The current epidemic in Type 2 diabetes is largely being driven by an ageing population and by obesity 
. The trend for more services to be delivered in primary care is UK government policy and is a cornerstone of modernising the NHS 
. Most people with Type 2 diabetes no longer routinely attend hospital specialist clinics and receive their diabetes care from their primary care practice teams.
There have been a number of studies exploring the provision of primary care for patients with diabetes. These have largely focussed on the structure of care suggesting that whilst the organisational infrastructure for delivering care to patients with diabetes is in place 
, there is still variation in performance and room for improvement in the quality of care 
. Some of the variation in care has been shown to be associated with factors such as practice size and socioeconomic deprivation 
but features such as dedicated clinic provision, staff numbers and training were not associated with compliance of process or outcome of care 
Policy support for diabetes care has been provided by the National Service Framework (NSF) 
, National Institute for Health and Clinical Excellence (NICE) guidelines 
and the implementation of the Quality and Outcomes Framework (QOF; http://www.ic.nhs.uk/statistics-and-data-collections/audits-and-performance/the-quality-and-outcomes-framework
accessed 2012 July 9th) which provides incentives for practice performance. Analysis of the QOF data suggests that whilst the care of patients with diabetes has improved, it is difficult to understand how much of this has been due to QOF 
. Glycaemic control may have improved as a consequence of QOF but not in patients with type 2 diabetes and high HbA1c levels, and more stringent QOF thresholds might be needed in order to produce further improvement 
All of these studies rely on either routinely available data or physician report. Several of the key behaviours required in diabetes care are not well recorded in routine clinical sources (such as primary care records) and their most reliable data source may be patients themselves. There are no comprehensive published data on the processes of care delivery for patients with diabetes cared for in primary care.
As one part of a larger study 
we have previously reported the organisational structure and intermediate outcomes of diabetes care across 99 UK primary care practices (74 in England, 13 in Scotland, four in Wales, and eight in Northern Ireland). The study was designed to better understand the quality of care patients with diabetes received through the performance of six key behaviours.

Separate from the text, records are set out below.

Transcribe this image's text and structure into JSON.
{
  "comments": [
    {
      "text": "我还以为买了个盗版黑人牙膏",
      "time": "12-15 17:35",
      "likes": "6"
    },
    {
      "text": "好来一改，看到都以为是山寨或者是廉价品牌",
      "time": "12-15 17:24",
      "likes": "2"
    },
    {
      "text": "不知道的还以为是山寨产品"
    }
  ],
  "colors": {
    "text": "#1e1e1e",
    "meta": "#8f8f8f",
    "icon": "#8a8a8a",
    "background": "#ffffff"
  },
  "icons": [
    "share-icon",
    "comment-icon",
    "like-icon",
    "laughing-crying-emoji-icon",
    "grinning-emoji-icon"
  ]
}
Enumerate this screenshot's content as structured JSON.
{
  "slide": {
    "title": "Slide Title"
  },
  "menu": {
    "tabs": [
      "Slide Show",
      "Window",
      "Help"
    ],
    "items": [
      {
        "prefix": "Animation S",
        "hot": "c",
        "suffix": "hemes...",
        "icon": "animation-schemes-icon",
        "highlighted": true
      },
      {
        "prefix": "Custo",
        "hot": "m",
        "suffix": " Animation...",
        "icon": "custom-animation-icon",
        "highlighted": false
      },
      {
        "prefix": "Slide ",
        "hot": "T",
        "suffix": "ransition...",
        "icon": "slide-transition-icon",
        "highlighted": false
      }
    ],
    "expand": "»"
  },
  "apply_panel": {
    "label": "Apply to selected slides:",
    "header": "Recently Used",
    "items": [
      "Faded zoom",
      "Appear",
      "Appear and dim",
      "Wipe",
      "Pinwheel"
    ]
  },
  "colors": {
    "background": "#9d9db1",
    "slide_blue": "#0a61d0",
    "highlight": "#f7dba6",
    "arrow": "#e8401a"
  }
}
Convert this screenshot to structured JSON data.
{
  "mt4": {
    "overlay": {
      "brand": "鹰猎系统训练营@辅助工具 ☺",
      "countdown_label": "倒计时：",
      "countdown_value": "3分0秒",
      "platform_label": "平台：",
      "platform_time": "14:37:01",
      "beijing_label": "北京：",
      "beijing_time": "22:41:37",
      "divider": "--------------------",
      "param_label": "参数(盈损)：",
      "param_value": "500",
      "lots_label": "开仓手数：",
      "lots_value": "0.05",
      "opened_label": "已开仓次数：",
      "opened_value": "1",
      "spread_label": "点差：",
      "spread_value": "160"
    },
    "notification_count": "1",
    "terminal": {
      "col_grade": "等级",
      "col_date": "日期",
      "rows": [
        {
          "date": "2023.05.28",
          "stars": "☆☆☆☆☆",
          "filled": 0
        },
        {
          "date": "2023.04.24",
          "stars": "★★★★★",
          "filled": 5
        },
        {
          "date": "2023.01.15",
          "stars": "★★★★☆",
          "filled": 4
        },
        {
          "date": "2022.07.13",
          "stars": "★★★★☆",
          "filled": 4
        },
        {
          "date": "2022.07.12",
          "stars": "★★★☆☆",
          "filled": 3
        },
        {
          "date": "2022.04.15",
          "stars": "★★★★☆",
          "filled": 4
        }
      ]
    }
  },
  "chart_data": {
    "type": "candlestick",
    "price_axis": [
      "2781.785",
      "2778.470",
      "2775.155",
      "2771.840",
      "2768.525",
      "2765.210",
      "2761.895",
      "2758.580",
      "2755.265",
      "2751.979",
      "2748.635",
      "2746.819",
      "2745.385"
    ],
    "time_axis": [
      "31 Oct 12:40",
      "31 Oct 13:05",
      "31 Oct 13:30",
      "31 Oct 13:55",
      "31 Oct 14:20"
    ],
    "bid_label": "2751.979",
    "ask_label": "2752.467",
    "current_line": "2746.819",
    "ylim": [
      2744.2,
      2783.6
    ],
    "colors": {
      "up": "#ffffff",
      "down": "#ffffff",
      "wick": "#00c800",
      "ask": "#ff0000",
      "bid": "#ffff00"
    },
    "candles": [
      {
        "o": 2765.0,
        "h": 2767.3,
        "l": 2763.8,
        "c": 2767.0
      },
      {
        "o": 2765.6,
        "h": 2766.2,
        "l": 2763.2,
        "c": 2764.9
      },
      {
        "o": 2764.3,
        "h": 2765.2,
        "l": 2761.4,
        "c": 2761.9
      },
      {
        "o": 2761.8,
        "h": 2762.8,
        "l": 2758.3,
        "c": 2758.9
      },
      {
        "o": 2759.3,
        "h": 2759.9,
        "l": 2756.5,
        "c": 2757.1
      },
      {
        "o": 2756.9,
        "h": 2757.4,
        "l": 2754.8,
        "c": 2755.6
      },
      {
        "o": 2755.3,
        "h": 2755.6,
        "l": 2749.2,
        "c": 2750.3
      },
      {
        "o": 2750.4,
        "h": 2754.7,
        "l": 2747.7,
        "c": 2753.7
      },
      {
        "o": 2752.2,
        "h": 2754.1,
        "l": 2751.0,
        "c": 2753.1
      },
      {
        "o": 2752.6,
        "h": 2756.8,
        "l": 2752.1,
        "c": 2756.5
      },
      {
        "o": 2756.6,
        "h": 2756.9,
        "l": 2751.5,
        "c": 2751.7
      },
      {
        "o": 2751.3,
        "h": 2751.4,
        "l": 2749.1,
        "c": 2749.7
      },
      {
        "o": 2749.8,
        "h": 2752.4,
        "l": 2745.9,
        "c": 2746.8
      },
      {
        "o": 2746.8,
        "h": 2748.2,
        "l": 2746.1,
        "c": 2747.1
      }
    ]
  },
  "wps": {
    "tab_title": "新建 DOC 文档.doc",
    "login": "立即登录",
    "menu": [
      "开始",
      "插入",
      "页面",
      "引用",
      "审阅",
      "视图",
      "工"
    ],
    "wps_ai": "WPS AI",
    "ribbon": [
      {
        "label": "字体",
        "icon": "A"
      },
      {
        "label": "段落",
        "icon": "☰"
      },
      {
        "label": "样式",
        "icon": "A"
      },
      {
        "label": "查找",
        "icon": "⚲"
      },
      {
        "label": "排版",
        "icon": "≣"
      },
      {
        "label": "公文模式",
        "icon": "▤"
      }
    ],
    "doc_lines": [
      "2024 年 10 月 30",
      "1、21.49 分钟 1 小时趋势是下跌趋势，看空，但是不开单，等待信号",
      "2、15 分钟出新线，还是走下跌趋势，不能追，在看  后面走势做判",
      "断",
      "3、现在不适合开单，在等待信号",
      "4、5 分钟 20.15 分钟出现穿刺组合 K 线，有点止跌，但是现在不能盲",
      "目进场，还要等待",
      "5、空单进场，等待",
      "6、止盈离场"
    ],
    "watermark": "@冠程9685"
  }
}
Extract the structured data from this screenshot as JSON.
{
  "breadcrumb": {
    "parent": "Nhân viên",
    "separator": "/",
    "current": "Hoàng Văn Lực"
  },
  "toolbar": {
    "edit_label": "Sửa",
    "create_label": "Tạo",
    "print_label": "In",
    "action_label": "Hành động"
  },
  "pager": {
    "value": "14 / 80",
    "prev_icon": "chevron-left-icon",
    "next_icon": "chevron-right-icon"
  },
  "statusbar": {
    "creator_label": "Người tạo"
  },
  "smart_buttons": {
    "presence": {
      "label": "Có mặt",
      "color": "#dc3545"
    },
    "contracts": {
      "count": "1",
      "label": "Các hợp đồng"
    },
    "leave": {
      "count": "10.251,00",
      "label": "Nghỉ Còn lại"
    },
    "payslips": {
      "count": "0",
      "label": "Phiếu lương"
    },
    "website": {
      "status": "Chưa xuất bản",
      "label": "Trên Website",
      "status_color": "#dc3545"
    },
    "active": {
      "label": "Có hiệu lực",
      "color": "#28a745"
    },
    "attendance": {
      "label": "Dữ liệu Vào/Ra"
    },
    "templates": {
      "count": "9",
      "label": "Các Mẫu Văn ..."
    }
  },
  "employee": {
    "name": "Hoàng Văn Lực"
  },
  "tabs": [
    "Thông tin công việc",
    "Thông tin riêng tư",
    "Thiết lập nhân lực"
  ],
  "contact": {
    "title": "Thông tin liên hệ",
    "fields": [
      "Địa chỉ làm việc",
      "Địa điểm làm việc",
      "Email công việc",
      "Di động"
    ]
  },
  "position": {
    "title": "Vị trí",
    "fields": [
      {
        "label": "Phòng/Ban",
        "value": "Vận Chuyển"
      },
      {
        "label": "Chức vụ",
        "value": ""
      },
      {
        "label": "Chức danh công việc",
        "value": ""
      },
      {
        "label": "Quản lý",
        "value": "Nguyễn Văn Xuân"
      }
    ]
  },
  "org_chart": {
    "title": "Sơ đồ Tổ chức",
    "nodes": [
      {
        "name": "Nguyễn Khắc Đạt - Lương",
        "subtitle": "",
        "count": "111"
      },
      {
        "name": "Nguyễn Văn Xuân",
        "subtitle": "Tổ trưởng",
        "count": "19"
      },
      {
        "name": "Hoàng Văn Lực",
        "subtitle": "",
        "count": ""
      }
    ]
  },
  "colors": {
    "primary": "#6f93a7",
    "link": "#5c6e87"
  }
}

These behaviours covered prescribing to control blood pressure and HbA1c (in patients with poor control), three advising behaviours (for weight management, self-management and general education) and one examining behaviour (foot examination). Practice attributes and a range of individually reported clinician measures were assessed at baseline; measures of clinical outcome were collected over the ensuing 12 months and a number of proxy measures of behaviour (including patient report) were collected at 12 months.
Our analysis of this data found that whilst QOF scores were generally high (with mean practice level percentage achievement rates of over 90% for 12 of the 15 clinical indicators), the mean percentage achievement rates for tight blood pressure control and tight HbA1c control were lower (80% and 68% respectively). Forty-nine practices had one or more clinicians trained to diploma level in diabetes care. Seventy-one practices had a dedicated diabetes clinic. Access to specialist support was variable. Most practices could access a diabetes nurse specialist (53 via secondary care, 28 via primary care) but GPs with a specialist interest in diabetes were rare (not available to 79 practices). Only 23 had access to a diabetes centre in secondary care and 44 practices reported having access to a specialist diabetologist. Forty-two practices did not have access to a dietician and 37 did not have access to a podiatrist.
Against this background of infrastructure and performance this paper presents further findings on the provision and receipt of care for patients with diabetes, as reported by healthcare professionals and patients. Specifically, we aimed to investigate the care of patients with Type 2 diabetes from the perspective of patients and health professionals, and to assess the extent to which the care that primary care clinicians report providing is associated with the care that people with Type 2 diabetes report receiving.